Output all of the entries below precisely as written.

Top of Entries provided

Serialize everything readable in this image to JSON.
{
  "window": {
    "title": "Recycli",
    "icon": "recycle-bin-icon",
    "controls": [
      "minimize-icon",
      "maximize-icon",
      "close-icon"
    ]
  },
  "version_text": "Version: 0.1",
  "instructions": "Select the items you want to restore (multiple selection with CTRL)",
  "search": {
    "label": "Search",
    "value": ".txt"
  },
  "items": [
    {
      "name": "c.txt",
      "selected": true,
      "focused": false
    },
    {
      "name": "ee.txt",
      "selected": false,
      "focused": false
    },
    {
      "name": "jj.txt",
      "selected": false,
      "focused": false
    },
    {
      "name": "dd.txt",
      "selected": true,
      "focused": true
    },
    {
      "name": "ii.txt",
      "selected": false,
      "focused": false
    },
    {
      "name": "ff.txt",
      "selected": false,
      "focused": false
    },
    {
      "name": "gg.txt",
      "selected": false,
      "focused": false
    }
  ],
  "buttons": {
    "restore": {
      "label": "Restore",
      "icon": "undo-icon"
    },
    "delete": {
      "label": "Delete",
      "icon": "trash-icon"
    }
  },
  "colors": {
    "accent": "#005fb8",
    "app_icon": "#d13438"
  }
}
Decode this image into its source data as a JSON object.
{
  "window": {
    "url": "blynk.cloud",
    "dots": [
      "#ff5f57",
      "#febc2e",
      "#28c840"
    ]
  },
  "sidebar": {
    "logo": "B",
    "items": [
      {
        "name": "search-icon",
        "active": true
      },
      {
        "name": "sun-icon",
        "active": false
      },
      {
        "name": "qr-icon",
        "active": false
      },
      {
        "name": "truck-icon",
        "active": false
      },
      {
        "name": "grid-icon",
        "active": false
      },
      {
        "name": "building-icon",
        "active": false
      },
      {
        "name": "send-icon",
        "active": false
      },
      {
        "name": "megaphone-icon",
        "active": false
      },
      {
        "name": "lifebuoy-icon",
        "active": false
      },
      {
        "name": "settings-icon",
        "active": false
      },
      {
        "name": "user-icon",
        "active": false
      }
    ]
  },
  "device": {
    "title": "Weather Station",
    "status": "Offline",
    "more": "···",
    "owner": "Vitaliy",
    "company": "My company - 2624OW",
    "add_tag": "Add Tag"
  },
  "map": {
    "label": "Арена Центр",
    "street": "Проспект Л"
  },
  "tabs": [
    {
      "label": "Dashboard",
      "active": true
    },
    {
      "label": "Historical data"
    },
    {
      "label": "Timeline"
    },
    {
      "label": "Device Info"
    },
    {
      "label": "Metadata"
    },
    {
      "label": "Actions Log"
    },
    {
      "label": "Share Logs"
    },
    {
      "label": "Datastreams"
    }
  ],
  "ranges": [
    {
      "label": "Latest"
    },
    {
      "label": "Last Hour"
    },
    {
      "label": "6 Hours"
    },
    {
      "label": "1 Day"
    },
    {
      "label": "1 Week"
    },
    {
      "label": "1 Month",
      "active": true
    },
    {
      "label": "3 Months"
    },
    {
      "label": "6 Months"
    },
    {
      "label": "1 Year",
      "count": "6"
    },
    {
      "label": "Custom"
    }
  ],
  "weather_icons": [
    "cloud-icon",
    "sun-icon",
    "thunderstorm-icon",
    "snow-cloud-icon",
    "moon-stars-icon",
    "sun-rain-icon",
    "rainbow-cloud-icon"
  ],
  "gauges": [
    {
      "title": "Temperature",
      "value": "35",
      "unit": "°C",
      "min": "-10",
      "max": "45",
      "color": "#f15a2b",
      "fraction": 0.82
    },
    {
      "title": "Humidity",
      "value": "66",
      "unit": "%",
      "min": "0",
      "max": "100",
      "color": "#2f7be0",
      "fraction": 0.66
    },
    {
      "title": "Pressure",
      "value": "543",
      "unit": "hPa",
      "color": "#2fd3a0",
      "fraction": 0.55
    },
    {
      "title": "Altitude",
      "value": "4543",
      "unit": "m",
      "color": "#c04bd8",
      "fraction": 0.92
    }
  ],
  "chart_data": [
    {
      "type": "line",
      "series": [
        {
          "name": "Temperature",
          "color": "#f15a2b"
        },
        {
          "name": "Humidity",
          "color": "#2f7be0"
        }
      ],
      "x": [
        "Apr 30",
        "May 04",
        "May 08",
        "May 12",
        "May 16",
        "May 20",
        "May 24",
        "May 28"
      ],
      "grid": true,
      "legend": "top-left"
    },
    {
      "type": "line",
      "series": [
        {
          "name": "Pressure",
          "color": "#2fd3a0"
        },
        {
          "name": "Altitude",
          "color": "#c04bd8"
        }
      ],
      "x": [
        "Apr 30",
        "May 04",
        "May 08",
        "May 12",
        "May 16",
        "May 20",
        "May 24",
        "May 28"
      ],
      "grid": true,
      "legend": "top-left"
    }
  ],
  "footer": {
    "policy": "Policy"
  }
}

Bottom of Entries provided

> **Written solution**:
Serialize everything readable in this image to JSON.
{
  "window": {
    "title": "Recycli",
    "icon": "recycle-bin-icon",
    "controls": [
      "minimize-icon",
      "maximize-icon",
      "close-icon"
    ]
  },
  "version_text": "Version: 0.1",
  "instructions": "Select the items you want to restore (multiple selection with CTRL)",
  "search": {
    "label": "Search",
    "value": ".txt"
  },
  "items": [
    {
      "name": "c.txt",
      "selected": true,
      "focused": false
    },
    {
      "name": "ee.txt",
      "selected": false,
      "focused": false
    },
    {
      "name": "jj.txt",
      "selected": false,
      "focused": false
    },
    {
      "name": "dd.txt",
      "selected": true,
      "focused": true
    },
    {
      "name": "ii.txt",
      "selected": false,
      "focused": false
    },
    {
      "name": "ff.txt",
      "selected": false,
      "focused": false
    },
    {
      "name": "gg.txt",
      "selected": false,
      "focused": false
    }
  ],
  "buttons": {
    "restore": {
      "label": "Restore",
      "icon": "undo-icon"
    },
    "delete": {
      "label": "Delete",
      "icon": "trash-icon"
    }
  },
  "colors": {
    "accent": "#005fb8",
    "app_icon": "#d13438"
  }
}
Decode this image into its source data as a JSON object.
{
  "window": {
    "url": "blynk.cloud",
    "dots": [
      "#ff5f57",
      "#febc2e",
      "#28c840"
    ]
  },
  "sidebar": {
    "logo": "B",
    "items": [
      {
        "name": "search-icon",
        "active": true
      },
      {
        "name": "sun-icon",
        "active": false
      },
      {
        "name": "qr-icon",
        "active": false
      },
      {
        "name": "truck-icon",
        "active": false
      },
      {
        "name": "grid-icon",
        "active": false
      },
      {
        "name": "building-icon",
        "active": false
      },
      {
        "name": "send-icon",
        "active": false
      },
      {
        "name": "megaphone-icon",
        "active": false
      },
      {
        "name": "lifebuoy-icon",
        "active": false
      },
      {
        "name": "settings-icon",
        "active": false
      },
      {
        "name": "user-icon",
        "active": false
      }
    ]
  },
  "device": {
    "title": "Weather Station",
    "status": "Offline",
    "more": "···",
    "owner": "Vitaliy",
    "company": "My company - 2624OW",
    "add_tag": "Add Tag"
  },
  "map": {
    "label": "Арена Центр",
    "street": "Проспект Л"
  },
  "tabs": [
    {
      "label": "Dashboard",
      "active": true
    },
    {
      "label": "Historical data"
    },
    {
      "label": "Timeline"
    },
    {
      "label": "Device Info"
    },
    {
      "label": "Metadata"
    },
    {
      "label": "Actions Log"
    },
    {
      "label": "Share Logs"
    },
    {
      "label": "Datastreams"
    }
  ],
  "ranges": [
    {
      "label": "Latest"
    },
    {
      "label": "Last Hour"
    },
    {
      "label": "6 Hours"
    },
    {
      "label": "1 Day"
    },
    {
      "label": "1 Week"
    },
    {
      "label": "1 Month",
      "active": true
    },
    {
      "label": "3 Months"
    },
    {
      "label": "6 Months"
    },
    {
      "label": "1 Year",
      "count": "6"
    },
    {
      "label": "Custom"
    }
  ],
  "weather_icons": [
    "cloud-icon",
    "sun-icon",
    "thunderstorm-icon",
    "snow-cloud-icon",
    "moon-stars-icon",
    "sun-rain-icon",
    "rainbow-cloud-icon"
  ],
  "gauges": [
    {
      "title": "Temperature",
      "value": "35",
      "unit": "°C",
      "min": "-10",
      "max": "45",
      "color": "#f15a2b",
      "fraction": 0.82
    },
    {
      "title": "Humidity",
      "value": "66",
      "unit": "%",
      "min": "0",
      "max": "100",
      "color": "#2f7be0",
      "fraction": 0.66
    },
    {
      "title": "Pressure",
      "value": "543",
      "unit": "hPa",
      "color": "#2fd3a0",
      "fraction": 0.55
    },
    {
      "title": "Altitude",
      "value": "4543",
      "unit": "m",
      "color": "#c04bd8",
      "fraction": 0.92
    }
  ],
  "chart_data": [
    {
      "type": "line",
      "series": [
        {
          "name": "Temperature",
          "color": "#f15a2b"
        },
        {
          "name": "Humidity",
          "color": "#2f7be0"
        }
      ],
      "x": [
        "Apr 30",
        "May 04",
        "May 08",
        "May 12",
        "May 16",
        "May 20",
        "May 24",
        "May 28"
      ],
      "grid": true,
      "legend": "top-left"
    },
    {
      "type": "line",
      "series": [
        {
          "name": "Pressure",
          "color": "#2fd3a0"
        },
        {
          "name": "Altitude",
          "color": "#c04bd8"
        }
      ],
      "x": [
        "Apr 30",
        "May 04",
        "May 08",
        "May 12",
        "May 16",
        "May 20",
        "May 24",
        "May 28"
      ],
      "grid": true,
      "legend": "top-left"
    }
  ],
  "footer": {
    "policy": "Policy"
  }
}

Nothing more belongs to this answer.